- Detain immigrants indefinitely
- Search homes and businesses without the owner’s consent or knowledge
- Search phone, email and financial records without a court order
- Access a wider range of business records, including library and financial records
Powers were expanded in 2011 by Barrack OBama’s administration, introducing additional powers:
- The ‘roving wiretap’ gives the government the authority to tap a suspect’s line as he hops from one device to another.

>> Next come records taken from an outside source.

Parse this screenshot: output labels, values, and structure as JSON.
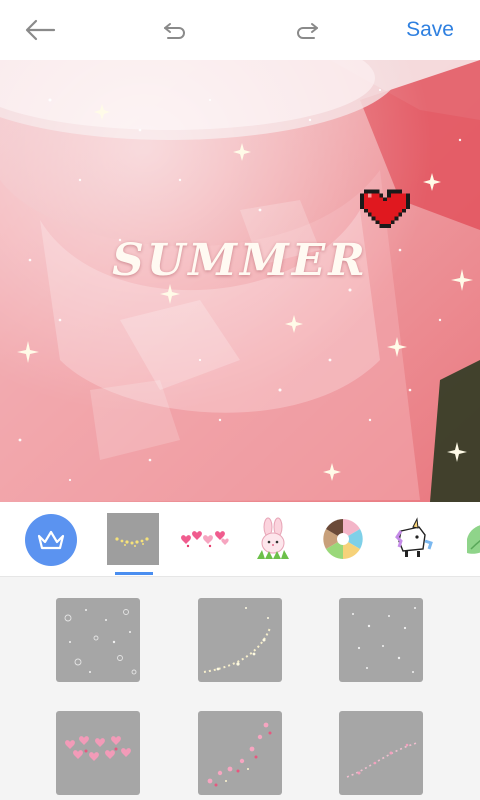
{
  "toolbar": {
    "save_label": "Save",
    "back_icon": "arrow-left-icon",
    "undo_icon": "undo-icon",
    "redo_icon": "redo-icon"
  },
  "canvas": {
    "overlay_text": "SUMMER",
    "sticker": "pixel-heart-icon"
  },
  "sticker_categories": {
    "premium_icon": "crown-icon",
    "items": [
      {
        "name": "sparkle-dust",
        "selected": true
      },
      {
        "name": "pink-hearts",
        "selected": false
      },
      {
        "name": "bunny",
        "selected": false
      },
      {
        "name": "donut-wheel",
        "selected": false
      },
      {
        "name": "unicorn",
        "selected": false
      },
      {
        "name": "leaf",
        "selected": false
      }
    ]
  },
  "sticker_grid": {
    "items": [
      "sparkle-bubbles",
      "sparkle-trail",
      "glitter-dots",
      "heart-cluster",
      "heart-swirl",
      "pink-sparkle-trail"
    ]
  },
  "colors": {
    "accent": "#2f80e0",
    "crown_bg": "#5b93f0",
    "tile_bg": "#a6a6a6",
    "grid_bg": "#f4f4f4"
  }
}
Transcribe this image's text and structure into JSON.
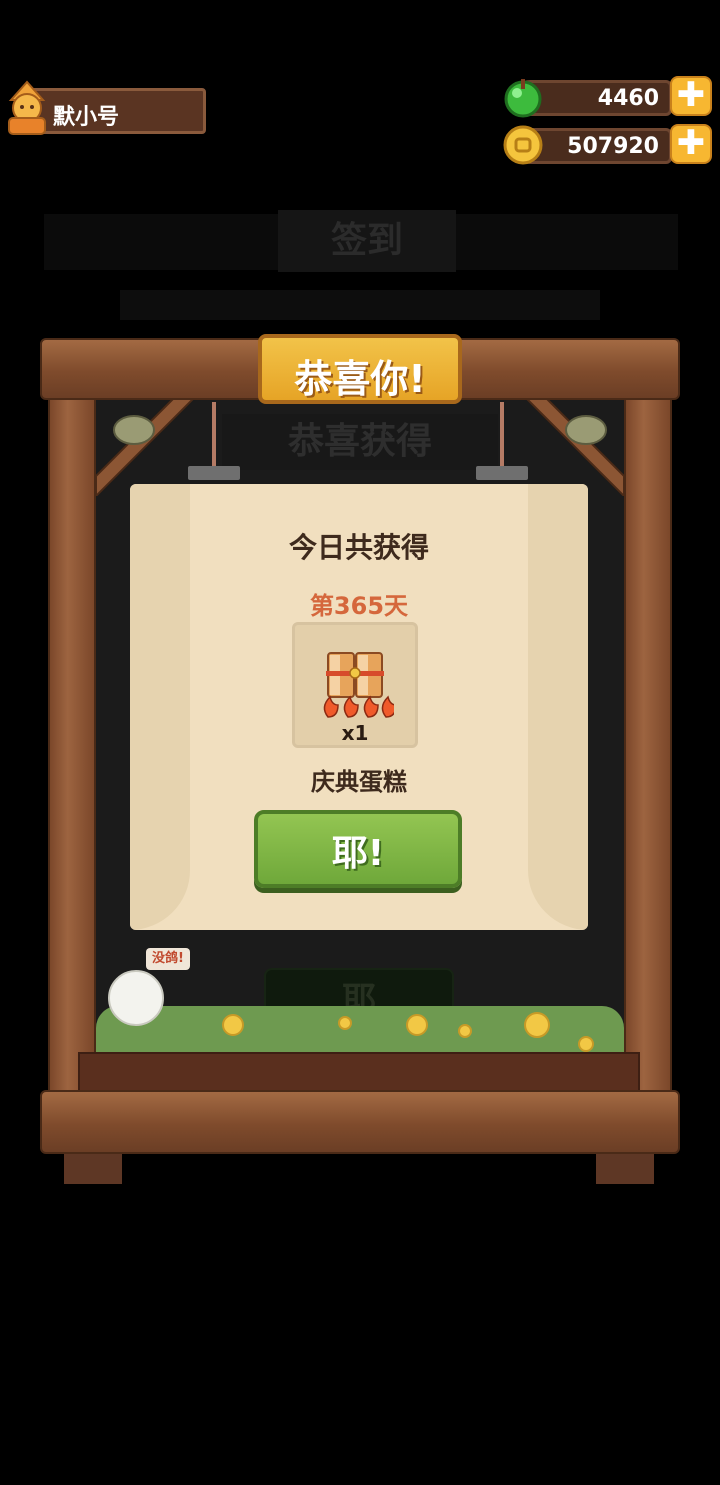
{
  "player": {
    "name": "默小号"
  },
  "resources": {
    "gems": {
      "value": "4460",
      "icon": "green-gem-icon"
    },
    "coins": {
      "value": "507920",
      "icon": "gold-coin-icon"
    },
    "plus_label": "✚"
  },
  "background": {
    "title": "签到",
    "subtitle": "恭喜获得",
    "button": "耶"
  },
  "dialog": {
    "title": "恭喜你!",
    "heading": "今日共获得",
    "day": "第365天",
    "item": {
      "name": "庆典蛋糕",
      "quantity": "x1",
      "icon": "celebration-cake-icon"
    },
    "confirm_label": "耶!"
  },
  "scene": {
    "speech_bubble": "没鸽!"
  },
  "colors": {
    "accent_gold": "#f2c349",
    "confirm_green": "#7fb845",
    "day_text": "#d5673c",
    "parchment": "#f1dfbf"
  }
}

It does so by enabling spies to apply for a warrant without identifying the target
- The ‘lone wolf’ provision allows spies to get a warrant to monitor someone electronically without having to prove that they are part of a wider known terrorist group
WHAT IS THE SENATE’S NEXT MOVE?
The Patriot Act is supposed to be replaced by the USA Freedom Act, an acronym for Strengthening America by Fulfilling Rights and Ending Eavesdropping, Dragnet-collection and Online Monitoring Act. It is expected to pass next week and will:
- Rein in powers for the mass collection of data, requiring agencies instead to apply for information on a specific entity, such as a person, account or device
- Require intelligence agencies to be more transparent about what they collect, allowing technology companies to be more open about what they share
- EXTEND powers offered in the lone wold and roving wire tap provisions
It was first proposed in 2013 but is expected to pass this week